The miner, without a word, wiped his face, paid the auctioneer, took the girl by the hand, and walked away from the still-laughing crowd. He seemed to be looking for something in particular as they walked up one street and down another. Finally he stopped in front of some sort of store, though the slave girl did not know what type of store it was. She waited outside as the dirty-faced miner went inside and started talking to an elderly man. She couldnʼt make out what they were talking about. At one point the voices got louder, and she overheard the store clerk say, “But itʼs the law! Itʼs the law!”

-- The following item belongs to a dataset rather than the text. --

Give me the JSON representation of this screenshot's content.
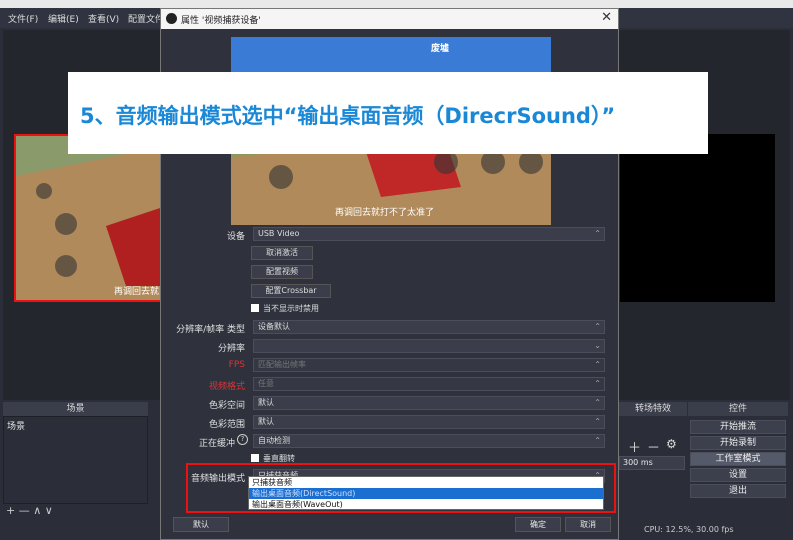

Peering in, she saw the miner pull out his bag of gold and pour what was left of it on the table. With what seemed like a look of disgust, the clerk picked up the gold and went in a back room. He came out with a piece of paper, and both he and the miner signed it. The young girl looked away as the miner came out the door.

Stretching out his hand, he said to the girl, “Here are your papers. You are free.” The girl did not look up. He tried again. “Here. These are papers that say you are free. Take them.” I hate you!” the girl said, refusing to look up. “Why do you make fun of me? No, listen,” he pleaded. “These are your freedom papers. You are a free person.” The girl looked at the papers, then looked at him, and looked at the papers once again. “You just bought me…and now, youʼre setting me free?

“Thatʼs why I bought you. I bought you to set you free.” The beautiful young girl fell to her knees in front of the miner, tears streaming down her face. 

“You bought me to set me free! You bought me to set me free!” she said over and over. The miner said nothing. Clutching his muddy boots, the girl looked up at the miner and said, 

“All I want to do is to serve you—because you bought me to set me free!”


I thought I was already free in Christ?
Should I still supposed to be struggling with this sin?
Why am I still having a hard time overcoming temptation?

A person who has gone through a Victory Weekend retreat where in we establish spiritual principles from Scripture, experience spiritual freedom and encourage spiritual fruit, one might say, “I thought I am free since whom the Son sets free is free indeed?”

But how come I am still feeling the pull of the sin I used to struggle with?

I love how John Piper put it:

“I know of no other way to triumph over sin long-term than … to gain a distaste for it because of a superior satisfaction in God.”

When you and I have tasted and seen that the Lord is good (Psalms 34:8), then there will be such a distaste to our old life that that would no longer be a pull to go back to it.

Therefore, if anyone is in Christ, he is a new creation; the old has gone, the new has come! (2 Corinthians 5:17)